“Beauty can be considered neutral, sir. It is not the same as nice or good.” –Terry Pratchett, Unseen Academicals
Despite a few years walking around with a mouth full of metal (including, no kidding, headgear), my jaw naturally shifts to the right in a fashion that can only be described as “wonky,” and this pulls my lower lip off-center. My eyes, while present, are small, and the bulb and wings of my nose are large. The weight I have gained over the years settles in my cheeks. I am a normal looking person.
I don’t have any particular problem with the concept of beauty standards. There are features and combinations of features that are considered attractive, and they change by culture and time period. Some people are born beautiful, and good for them. Some people put in effort to present themselves as beautiful, and good for them too.
If something is beautiful, it is pleasing to observe–nothing more. And there can be value in that. What is tiring is when physical beauty is conflated with culturally valuable characteristics that have nothing to do with aesthetics.
One of the earliest and most persistent messages we receive is that “beauty” means “good.” We learn that to be beautiful is to be confident, to be kind, to be desirable–beauty is not just a positive quality, but is visual shorthand for those qualities.

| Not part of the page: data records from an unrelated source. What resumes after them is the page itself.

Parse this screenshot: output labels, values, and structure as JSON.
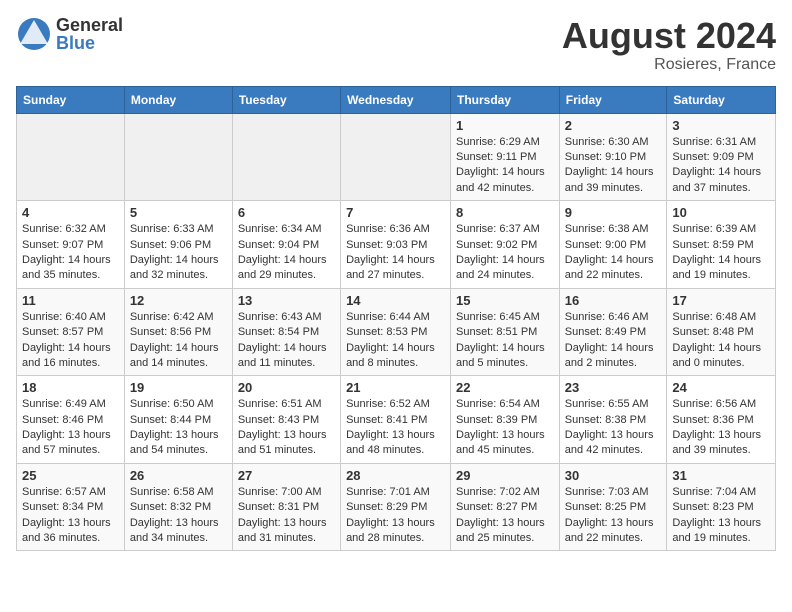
{
  "header": {
    "logo_general": "General",
    "logo_blue": "Blue",
    "month_year": "August 2024",
    "location": "Rosieres, France"
  },
  "weekdays": [
    "Sunday",
    "Monday",
    "Tuesday",
    "Wednesday",
    "Thursday",
    "Friday",
    "Saturday"
  ],
  "weeks": [
    [
      {
        "day": "",
        "info": ""
      },
      {
        "day": "",
        "info": ""
      },
      {
        "day": "",
        "info": ""
      },
      {
        "day": "",
        "info": ""
      },
      {
        "day": "1",
        "info": "Sunrise: 6:29 AM\nSunset: 9:11 PM\nDaylight: 14 hours and 42 minutes."
      },
      {
        "day": "2",
        "info": "Sunrise: 6:30 AM\nSunset: 9:10 PM\nDaylight: 14 hours and 39 minutes."
      },
      {
        "day": "3",
        "info": "Sunrise: 6:31 AM\nSunset: 9:09 PM\nDaylight: 14 hours and 37 minutes."
      }
    ],
    [
      {
        "day": "4",
        "info": "Sunrise: 6:32 AM\nSunset: 9:07 PM\nDaylight: 14 hours and 35 minutes."
      },
      {
        "day": "5",
        "info": "Sunrise: 6:33 AM\nSunset: 9:06 PM\nDaylight: 14 hours and 32 minutes."
      },
      {
        "day": "6",
        "info": "Sunrise: 6:34 AM\nSunset: 9:04 PM\nDaylight: 14 hours and 29 minutes."
      },
      {
        "day": "7",
        "info": "Sunrise: 6:36 AM\nSunset: 9:03 PM\nDaylight: 14 hours and 27 minutes."
      },
      {
        "day": "8",
        "info": "Sunrise: 6:37 AM\nSunset: 9:02 PM\nDaylight: 14 hours and 24 minutes."
      },
      {
        "day": "9",
        "info": "Sunrise: 6:38 AM\nSunset: 9:00 PM\nDaylight: 14 hours and 22 minutes."
      },
      {
        "day": "10",
        "info": "Sunrise: 6:39 AM\nSunset: 8:59 PM\nDaylight: 14 hours and 19 minutes."
      }
    ],
    [
      {
        "day": "11",
        "info": "Sunrise: 6:40 AM\nSunset: 8:57 PM\nDaylight: 14 hours and 16 minutes."
      },
      {
        "day": "12",
        "info": "Sunrise: 6:42 AM\nSunset: 8:56 PM\nDaylight: 14 hours and 14 minutes."
      },
      {
        "day": "13",
        "info": "Sunrise: 6:43 AM\nSunset: 8:54 PM\nDaylight: 14 hours and 11 minutes."
      },
      {
        "day": "14",
        "info": "Sunrise: 6:44 AM\nSunset: 8:53 PM\nDaylight: 14 hours and 8 minutes."
      },
      {
        "day": "15",
        "info": "Sunrise: 6:45 AM\nSunset: 8:51 PM\nDaylight: 14 hours and 5 minutes."
      },
      {
        "day": "16",
        "info": "Sunrise: 6:46 AM\nSunset: 8:49 PM\nDaylight: 14 hours and 2 minutes."
      },
      {
        "day": "17",
        "info": "Sunrise: 6:48 AM\nSunset: 8:48 PM\nDaylight: 14 hours and 0 minutes."
      }
    ],
    [
      {
        "day": "18",
        "info": "Sunrise: 6:49 AM\nSunset: 8:46 PM\nDaylight: 13 hours and 57 minutes."
      },
      {
        "day": "19",
        "info": "Sunrise: 6:50 AM\nSunset: 8:44 PM\nDaylight: 13 hours and 54 minutes."
      },
      {
        "day": "20",
        "info": "Sunrise: 6:51 AM\nSunset: 8:43 PM\nDaylight: 13 hours and 51 minutes."
      },
      {
        "day": "21",
        "info": "Sunrise: 6:52 AM\nSunset: 8:41 PM\nDaylight: 13 hours and 48 minutes."
      },
      {
        "day": "22",
        "info": "Sunrise: 6:54 AM\nSunset: 8:39 PM\nDaylight: 13 hours and 45 minutes."
      },
      {
        "day": "23",
        "info": "Sunrise: 6:55 AM\nSunset: 8:38 PM\nDaylight: 13 hours and 42 minutes."
      },
      {
        "day": "24",
        "info": "Sunrise: 6:56 AM\nSunset: 8:36 PM\nDaylight: 13 hours and 39 minutes."
      }
    ],
    [
      {
        "day": "25",
        "info": "Sunrise: 6:57 AM\nSunset: 8:34 PM\nDaylight: 13 hours and 36 minutes."
      },
      {
        "day": "26",
        "info": "Sunrise: 6:58 AM\nSunset: 8:32 PM\nDaylight: 13 hours and 34 minutes."
      },
      {
        "day": "27",
        "info": "Sunrise: 7:00 AM\nSunset: 8:31 PM\nDaylight: 13 hours and 31 minutes."
      },
      {
        "day": "28",
        "info": "Sunrise: 7:01 AM\nSunset: 8:29 PM\nDaylight: 13 hours and 28 minutes."
      },
      {
        "day": "29",
        "info": "Sunrise: 7:02 AM\nSunset: 8:27 PM\nDaylight: 13 hours and 25 minutes."
      },
      {
        "day": "30",
        "info": "Sunrise: 7:03 AM\nSunset: 8:25 PM\nDaylight: 13 hours and 22 minutes."
      },
      {
        "day": "31",
        "info": "Sunrise: 7:04 AM\nSunset: 8:23 PM\nDaylight: 13 hours and 19 minutes."
      }
    ]
  ]
}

When we talk about inner beauty, we’re not referring to an elegant twist of small intestine or a particularly striking patellar tendon–we are referring to a good person.
If to have beauty is to have worth, what happens when you aren’t beautiful? If “beauty” means “good,” then “ugly” means “bad” and “plain” means “nothing.”
But the symmetric property of “beauty = good” is used in narratives all the time. Even though we have expanded our repertoire beyond the beautifully boring damsels in distress, we’re now faced with an infestation of Strong Female Characters, who are still, to a woman, beautiful. Female characters are consistently presented in terms of their beauty–either they already are beautiful or they become beautiful. Even if we don’t get an extensive physical description, the default (when casting, at least) is beauty.
It seems to be particularly prevalent in fantasy. Of the seven female characters I can remember from the first Dragonlance trilogy, we are explicitly told that SIX of them are exceptionally beautiful, with FOUR of them leaving characters speechless in their presence. And their beauty is supposed to be what makes them interesting.
Of course there are exceptions, but these exceptions prove the rule. And even then, we will be specifically told about a female character’s relative attractiveness. It will be a thing. That seventh female character? She’s a gully dwarf, and her ugliness is played for laughs.
I am surrounded by beautiful women, and it makes me tired. Thank the gods for Glenda Sugarbean.
Glenda is everything I have ever wanted in a female character. She is clever and determined and flawed. She is a product of her environment and an agent of change within it. When she realizes that her defining positive quality–her kindness–was hurting Juliet instead of helping her, Glenda faces the truth and changes for the better. She is empathetic and a little manipulative and real.
She is also the most relatably written normal-looking female character I have ever encountered.
Glenda knows that people are treated differently based on attractiveness. Her appearance affects what she can do; while perfectly “pleasant,”Glenda is simply not pretty enough to work the Day Kitchen, and when she does venture above stairs to wait on the wizards, she is noticeably out of place.
On top of this, she is friends with Juliet, whose beauty is, simply, stunning. Juliet becomes the Disc’s first super model, and she does it wearing a false beard.
In the hands of a less capable author, this would be a natural point of conflict between them. But Glenda is never jealous, never sorry for herself. Some people look like Juliet, and some people don’t. That’s life.
Glenda’s appearance matters, but it is never treated as a joke. Her secret love of romance novels is played against her unflappable practicality, not against her traditionally unromantic features. She has trouble finding clothes that fit right, but what woman doesn’t?
And most meaningfully to me, Glenda’s evolution as a character is not accompanied by a physical transformation. She and Nutt become romantically involved, but Glenda is desirable because of her character, not because of some hidden trove of beauty that is uncovered because Love.
I can barely describe what a pleasure it was to read this book and follow this character. To see myself in a character, and to watch as she grew into a better version of herself, was a joy.
Thank you, Terry Pratchett, from the bottom of this OK-looking woman’s heart. It may not be beautiful, but it doesn’t have to be.